Officials identified the co-owner as Joe Vigilante.
Officials are still investigating the cause of the explosion. A second victim who survived the blast is in critical but stable condition.
More than 24 hours after an explosion at a gas station rocked a Bucks County community, the body of the co-owner killed in the blast has been recovered.
Crews first located the body of Joe Vigilante Wednesday afternoon. Hours later, they pulled his body out from underneath feet of concrete.
Vigilante was the co-owner of the Liberty Gas station where the explosion occurred as well as Vigilantes Enterprises, the attached auto shop. Bensalem Public Safety Director Fred Harran spoke to Vigilante's family.
"No one is as traumatized or hurt as much as his family," Harran said. "But they will pull through."
The blast happened in the area of an 8,000-gallon underground gasoline tank about 5 p.m. Tuesday, rocking the Liberty Gas station along the 1200 block of Bristol Pike, fire officials said.
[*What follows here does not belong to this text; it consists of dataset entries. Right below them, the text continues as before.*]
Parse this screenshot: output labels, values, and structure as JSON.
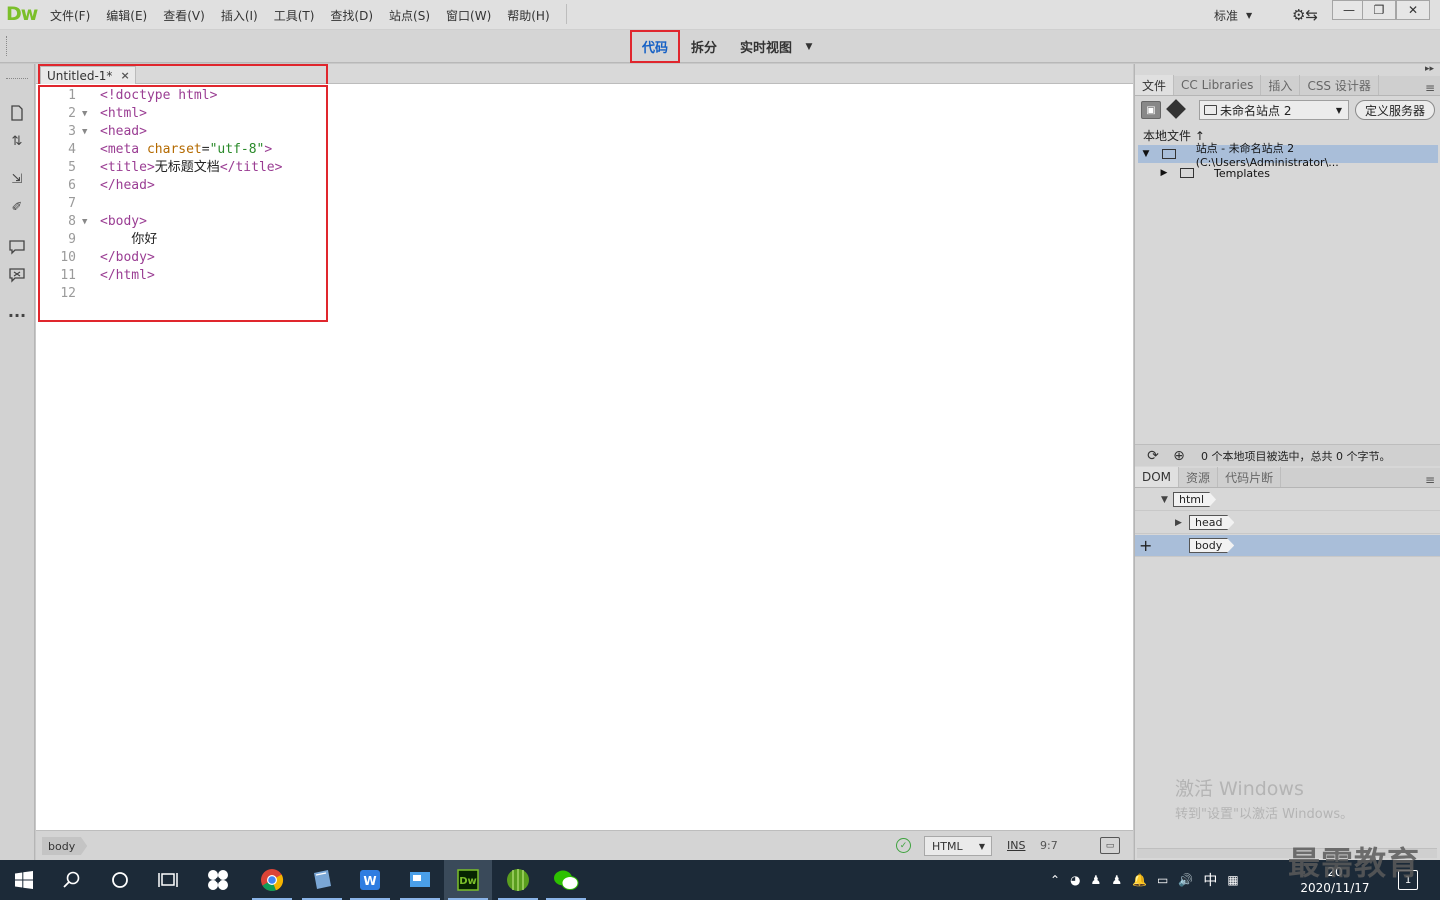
{
  "app": {
    "logo": "Dw",
    "menus": [
      "文件(F)",
      "编辑(E)",
      "查看(V)",
      "插入(I)",
      "工具(T)",
      "查找(D)",
      "站点(S)",
      "窗口(W)",
      "帮助(H)"
    ],
    "workspace": "标准",
    "window_buttons": [
      "—",
      "❐",
      "✕"
    ]
  },
  "view_toolbar": {
    "code_label": "代码",
    "split_label": "拆分",
    "live_label": "实时视图",
    "active_view": "代码",
    "highlight_color": "#e0262d",
    "active_color": "#1560c5"
  },
  "document": {
    "tab_title": "Untitled-1*",
    "tab_close": "×",
    "lines": [
      {
        "num": "1",
        "fold": "",
        "html": "<span class=\"tag\">&lt;!doctype html&gt;</span>",
        "text": "<!doctype html>"
      },
      {
        "num": "2",
        "fold": "▼",
        "html": "<span class=\"tag\">&lt;html&gt;</span>",
        "text": "<html>"
      },
      {
        "num": "3",
        "fold": "▼",
        "html": "<span class=\"tag\">&lt;head&gt;</span>",
        "text": "<head>"
      },
      {
        "num": "4",
        "fold": "",
        "html": "<span class=\"tag\">&lt;meta </span><span class=\"attr\">charset</span>=<span class=\"str\">\"utf-8\"</span><span class=\"tag\">&gt;</span>",
        "text": "<meta charset=\"utf-8\">"
      },
      {
        "num": "5",
        "fold": "",
        "html": "<span class=\"tag\">&lt;title&gt;</span><span class=\"cjk\">无标题文档</span><span class=\"tag\">&lt;/title&gt;</span>",
        "text": "<title>无标题文档</title>"
      },
      {
        "num": "6",
        "fold": "",
        "html": "<span class=\"tag\">&lt;/head&gt;</span>",
        "text": "</head>"
      },
      {
        "num": "7",
        "fold": "",
        "html": "",
        "text": ""
      },
      {
        "num": "8",
        "fold": "▼",
        "html": "<span class=\"tag\">&lt;body&gt;</span>",
        "text": "<body>"
      },
      {
        "num": "9",
        "fold": "",
        "html": "    <span class=\"cjk\">你好</span>",
        "text": "    你好"
      },
      {
        "num": "10",
        "fold": "",
        "html": "<span class=\"tag\">&lt;/body&gt;</span>",
        "text": "</body>"
      },
      {
        "num": "11",
        "fold": "",
        "html": "<span class=\"tag\">&lt;/html&gt;</span>",
        "text": "</html>"
      },
      {
        "num": "12",
        "fold": "",
        "html": "",
        "text": ""
      }
    ]
  },
  "statusbar": {
    "tag": "body",
    "doctype": "HTML",
    "ins": "INS",
    "position": "9:7"
  },
  "files_panel": {
    "tabs": [
      "文件",
      "CC Libraries",
      "插入",
      "CSS 设计器"
    ],
    "site_name": "未命名站点 2",
    "define_server": "定义服务器",
    "local_files": "本地文件 ↑",
    "site_row": "站点 - 未命名站点 2 (C:\\Users\\Administrator\\...",
    "templates_row": "Templates",
    "footer_text": "0 个本地项目被选中，总共 0 个字节。"
  },
  "dom_panel": {
    "tabs": [
      "DOM",
      "资源",
      "代码片断"
    ],
    "nodes": [
      "html",
      "head",
      "body"
    ]
  },
  "watermark": {
    "title": "激活 Windows",
    "subtitle": "转到\"设置\"以激活 Windows。",
    "brand": "最需教育"
  },
  "taskbar": {
    "date": "2020/11/17",
    "time": "20",
    "ime": "中",
    "notifications": "1"
  }
}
"Just looking out over at the gas station I saw the giant ball of flame come up higher than the awning," one witness, Robert Smith, said. "Something went up in the air and came down about ten seconds later."
The tank is one of three underground storage tanks at the station. There is also another 8,000 gallon tank and a 12,000 gallon tank, according to records with the Pennsylvania Department of Environmental Protection. Vigilante was inside the vault trying to clean excess ground water out of the tank when the explosion occurred, according to Harran.
"A lot of police officers that were working and firefighters working on the scene knew him personally and it's very hard," Harran said.
The recovery of Vigilante's body was very dangerous to the many rescue workers from Bensalem and surrounding municipalities, Harran said.
First responders had spent 12 hours trying to make contact with Vigilante before calling off the rescue around 5 a.m. Wednesday due to dangerous fumes that threatened to ignite, firefighters said.
Another man, Frank Tomaselli, 63, was rescued and rushed to the burn unit at Jefferson University Hospital in Philadelphia. He was listed in critical but stable condition with burns over 45 percent of his body, Harran said.
Tomaselli's partner Shirley Coates told NBC10 he's not doing well.
"I'm worried he's going to die," she said.
Tomaselli worked at the gas station part-time, according to Coates. She described him as a fighter and is hoping he'll pull through.
"If he goes through the surgery, the burns get too bad, at his age he probably won't live through it," Coates said.
Officials continue to investigate the exact cause of the blast.